This photo is on top because I see a lot-no, make that TONS-of horses wearing snaffles and flash nose bands. I did it, too, for awhile with a young horse until he made it quite plain that the arrangement pissed him off to no end. (Always pay attention to what your horse is telling you, folks. My riding instructor kept telling me to do this or that, but I listened to HIM. He was shaking his head, pulling on the reins, opening his mouth, not listening, dropping his shoulder, etc. The problem lay in the bridle-it hurt.) So I set about learning about bits, nosebands, hands, and why they are used. It isn’t pretty the majority of the time.
Nose bands were originally nothing more than a way to tie your horse without using the reins in the military/driving days. They had a ring underneath and were always fairly heavy leather worn loosely enough that the horse could chew his ration in a nose bag. Some person somewhere along the line got the ‘brilliant’ idea that they could force a horse’s mouth closed by putting a few more holes in the thing. Why did they want to?
This is why-if you put something into a mouth and it can be steel, plastic, rubber, leather-you can find ways to create pain. Now I’m NOT saying that you shouldn’t use bits-but you should understand that ALL bits are capable of creating ENORMOUS pain. There is no such thing as a ‘mild’ bit. All that varies is the knowledge and skill of the hands that use it. A thick snaffle in the hands of a fool can be the instrument of extreme torture to a horse. By the same token, there are some people who can get horses to perform world class dressage bridleless. I’ve ridden a finished spade bit horse that could be handled with a feather’s touch on the reins and the nose band was for decoration only.
People want the end-without the work involved to get there.

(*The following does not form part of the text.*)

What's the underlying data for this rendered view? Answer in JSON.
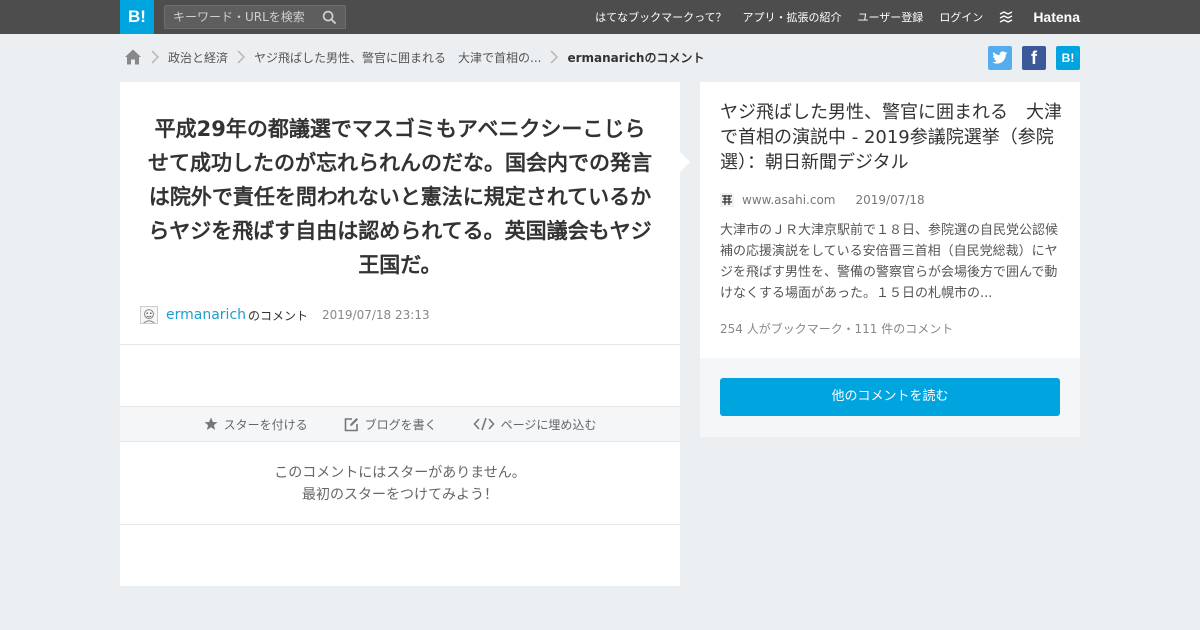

Now I’m a perfectionist myself-and I can get as frustrated as the next person about my horses’ performance as anyone else. So don’t even start down that road with me. You do have the time to work with that horse-you just don’t want to take it. You’d rather take the shortcut of hurting your horse-causing pain-and justifying it to yourself as ‘but everybody else does it’, ‘my trainer recommended it’, ‘my horse wasn’t listening to me’, blah, blah, blah. Go ahead-add any you wish-I’ve heard them all-and they are all EXCUSES FOR POOR HORSEMANSHIP. That’s unacceptable.
The third photo is another type of nose band being marketed. Notice that it is supposedly more ‘humane’ because it avoids the jaw bones covered only with skin. Well, isn’t that nice, folks? But now we have a strap higher on the jaw to help hold the jaw closed and better bracing across the nose bridge. The horse loses even more. (Actually, you do, too.
The thing is pricey.)
I didn’t put any Western, endurance, or other disciplines in this-mostly for space reasons. They are just as much at fault as the English branch. If there is a way a human can inflict pain and suffering on a horse, by golly, they’ll find it and do it.
Am I one of those nuts who thinks horses shouldn’t be ridden? Oh, heck, no. I do think that a great many of the gizmos (chambons, draw reins, martingales, gambons, tie downs, etc.) should be recognized for what they are and thrown in the land fills. If you think you need something like that-get a motorcycle or ATV and leave the horse alone. As one person puts it “If you keep getting the wrong answer, then you aren’t asking the right question.” See the last photo for an example of that-the rider isn’t getting the ‘frame’ that was desired so rollkur was resorted to to achieve it. The wrong question was being asked so the wrong answer was given. The horse is paying the price for the humans’ quest for perfection.